buildpack-deps is designed for the average user of docker who has many images on their system. It, by design, has a large number of extremely common Debian packages. This reduces the number of packages that images that derive from it need to install, thus reducing the overall size of all images on your system.
This image does not contain the common packages contained in the default tag and only contains the minimal packages needed to run
ruby. Unless you are working in an environment where only the
ruby image will be deployed and you have space constraints, we highly recommend using the default image of this repository.

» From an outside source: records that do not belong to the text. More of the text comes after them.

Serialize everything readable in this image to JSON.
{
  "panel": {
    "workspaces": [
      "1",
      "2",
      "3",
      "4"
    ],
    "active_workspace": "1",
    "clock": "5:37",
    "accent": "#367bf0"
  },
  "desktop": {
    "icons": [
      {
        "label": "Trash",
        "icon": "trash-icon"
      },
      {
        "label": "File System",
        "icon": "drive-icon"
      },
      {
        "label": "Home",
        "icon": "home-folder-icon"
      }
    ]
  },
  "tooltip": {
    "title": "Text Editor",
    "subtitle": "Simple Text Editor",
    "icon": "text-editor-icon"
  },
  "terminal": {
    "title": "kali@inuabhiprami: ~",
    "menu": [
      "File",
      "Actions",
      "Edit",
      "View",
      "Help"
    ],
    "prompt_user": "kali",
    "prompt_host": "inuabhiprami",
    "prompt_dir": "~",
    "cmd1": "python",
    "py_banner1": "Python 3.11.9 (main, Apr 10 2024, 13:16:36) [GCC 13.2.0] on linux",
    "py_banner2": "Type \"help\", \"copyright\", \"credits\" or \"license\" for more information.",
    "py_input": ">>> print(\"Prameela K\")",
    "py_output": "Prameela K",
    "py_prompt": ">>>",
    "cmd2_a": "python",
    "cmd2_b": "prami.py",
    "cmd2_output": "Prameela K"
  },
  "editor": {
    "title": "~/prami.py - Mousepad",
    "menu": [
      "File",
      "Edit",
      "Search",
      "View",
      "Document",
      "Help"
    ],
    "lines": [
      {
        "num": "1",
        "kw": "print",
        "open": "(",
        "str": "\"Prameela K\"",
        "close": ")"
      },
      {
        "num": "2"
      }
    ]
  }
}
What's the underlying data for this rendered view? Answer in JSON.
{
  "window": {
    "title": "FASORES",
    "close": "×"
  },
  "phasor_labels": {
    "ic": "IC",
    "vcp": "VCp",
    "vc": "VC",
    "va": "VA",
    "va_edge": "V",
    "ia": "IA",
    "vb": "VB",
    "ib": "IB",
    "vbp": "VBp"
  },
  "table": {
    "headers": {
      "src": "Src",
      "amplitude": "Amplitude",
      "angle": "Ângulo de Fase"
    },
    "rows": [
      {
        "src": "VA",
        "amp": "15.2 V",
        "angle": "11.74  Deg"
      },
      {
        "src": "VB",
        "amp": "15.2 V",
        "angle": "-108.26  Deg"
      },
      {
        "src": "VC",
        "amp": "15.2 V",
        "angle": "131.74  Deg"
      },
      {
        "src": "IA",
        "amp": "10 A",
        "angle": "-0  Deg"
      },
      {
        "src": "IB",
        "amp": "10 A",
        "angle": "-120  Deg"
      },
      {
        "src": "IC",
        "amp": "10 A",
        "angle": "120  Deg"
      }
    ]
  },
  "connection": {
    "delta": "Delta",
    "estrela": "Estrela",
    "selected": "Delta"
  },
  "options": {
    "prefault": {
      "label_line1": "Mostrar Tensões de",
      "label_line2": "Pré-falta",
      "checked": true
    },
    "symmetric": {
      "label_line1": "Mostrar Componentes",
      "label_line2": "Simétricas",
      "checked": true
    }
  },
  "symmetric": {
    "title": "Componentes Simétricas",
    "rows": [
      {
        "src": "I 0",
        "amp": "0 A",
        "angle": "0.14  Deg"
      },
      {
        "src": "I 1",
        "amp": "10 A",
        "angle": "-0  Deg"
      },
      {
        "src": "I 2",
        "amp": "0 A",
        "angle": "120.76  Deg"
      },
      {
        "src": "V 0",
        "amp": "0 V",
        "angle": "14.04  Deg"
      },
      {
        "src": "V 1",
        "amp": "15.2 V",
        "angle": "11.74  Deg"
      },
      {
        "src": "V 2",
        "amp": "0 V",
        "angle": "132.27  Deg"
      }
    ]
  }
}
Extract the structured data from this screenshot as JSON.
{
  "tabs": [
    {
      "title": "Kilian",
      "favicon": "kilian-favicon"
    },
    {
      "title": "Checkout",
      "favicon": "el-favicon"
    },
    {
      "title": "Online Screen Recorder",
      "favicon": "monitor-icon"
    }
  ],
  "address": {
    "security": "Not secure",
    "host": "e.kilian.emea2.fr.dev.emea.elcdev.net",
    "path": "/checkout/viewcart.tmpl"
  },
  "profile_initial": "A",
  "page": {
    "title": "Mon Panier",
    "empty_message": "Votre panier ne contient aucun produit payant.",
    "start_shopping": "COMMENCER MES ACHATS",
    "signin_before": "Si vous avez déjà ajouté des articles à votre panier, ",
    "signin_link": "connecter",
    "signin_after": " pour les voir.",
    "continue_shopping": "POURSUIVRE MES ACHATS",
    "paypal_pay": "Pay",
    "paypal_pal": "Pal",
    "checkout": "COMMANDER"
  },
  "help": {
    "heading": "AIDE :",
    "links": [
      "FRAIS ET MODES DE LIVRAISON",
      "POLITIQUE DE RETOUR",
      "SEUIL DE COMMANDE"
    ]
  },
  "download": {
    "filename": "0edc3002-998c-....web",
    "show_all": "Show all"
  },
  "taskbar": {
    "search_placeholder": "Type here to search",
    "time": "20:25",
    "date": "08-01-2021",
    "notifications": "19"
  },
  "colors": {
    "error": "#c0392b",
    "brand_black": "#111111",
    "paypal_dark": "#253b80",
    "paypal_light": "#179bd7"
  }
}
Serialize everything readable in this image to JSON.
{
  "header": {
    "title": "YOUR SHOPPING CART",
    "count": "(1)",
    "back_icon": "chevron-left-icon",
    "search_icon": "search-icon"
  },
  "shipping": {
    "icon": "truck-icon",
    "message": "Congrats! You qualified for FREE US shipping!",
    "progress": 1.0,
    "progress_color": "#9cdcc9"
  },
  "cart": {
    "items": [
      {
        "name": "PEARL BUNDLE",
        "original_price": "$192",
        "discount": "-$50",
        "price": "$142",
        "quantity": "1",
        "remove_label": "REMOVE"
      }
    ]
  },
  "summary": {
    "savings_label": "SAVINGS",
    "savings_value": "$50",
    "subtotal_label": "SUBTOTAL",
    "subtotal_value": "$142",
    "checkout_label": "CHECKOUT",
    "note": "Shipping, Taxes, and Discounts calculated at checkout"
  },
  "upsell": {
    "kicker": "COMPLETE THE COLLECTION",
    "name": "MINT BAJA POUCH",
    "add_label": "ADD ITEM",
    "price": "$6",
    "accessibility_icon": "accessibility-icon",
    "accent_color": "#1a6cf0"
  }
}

ONBUILD image variants are deprecated, and their usage is discouraged. For more details, see docker-library/official-images#2076.
onbuild variant is really useful for “getting off the ground running” (zero to Dockerized in a short period of time), it’s not recommended for long-term usage within a project due to the lack of control over when the
ONBUILD triggers fire (see also
Once you’ve got a handle on how your project functions within Docker, you’ll probably want to adjust your
Dockerfile to inherit from a non-
onbuild variant and copy the commands from the
Dockerfile (moving the
ONBUILD lines to the end and removing the
ONBUILD keywords) into your own file so that you have tighter control over them and more transparency for yourself and others looking at your
Dockerfile as to what it does. This also makes it easier to add additional requirements as time goes on (such as installing more packages before performing the previously-
This image is based on the popular Alpine Linux project, available in the
alpine official image. Alpine Linux is much smaller than most distribution base images (~5MB), and thus leads to much slimmer images in general.
This variant is highly recommended when final image size being as small as possible is desired. The main caveat to note is that it does use musl libc instead of glibc and friends, so certain software might run into issues depending on the depth of their libc requirements. However, most software doesn’t have an issue with this, so this variant is usually a very safe choice. See this Hacker News comment thread for more discussion of the issues that might arise and some pro/con comparisons of using Alpine-based images.
To minimize image size, it’s uncommon for additional related tools (such as
bash) to be included in Alpine-based images. Using this image as a base, add the things you need in your own Dockerfile (see the
alpine image description for examples of how to install packages if you are unfamiliar).
View license information for the software contained in this image.library, sample, ruby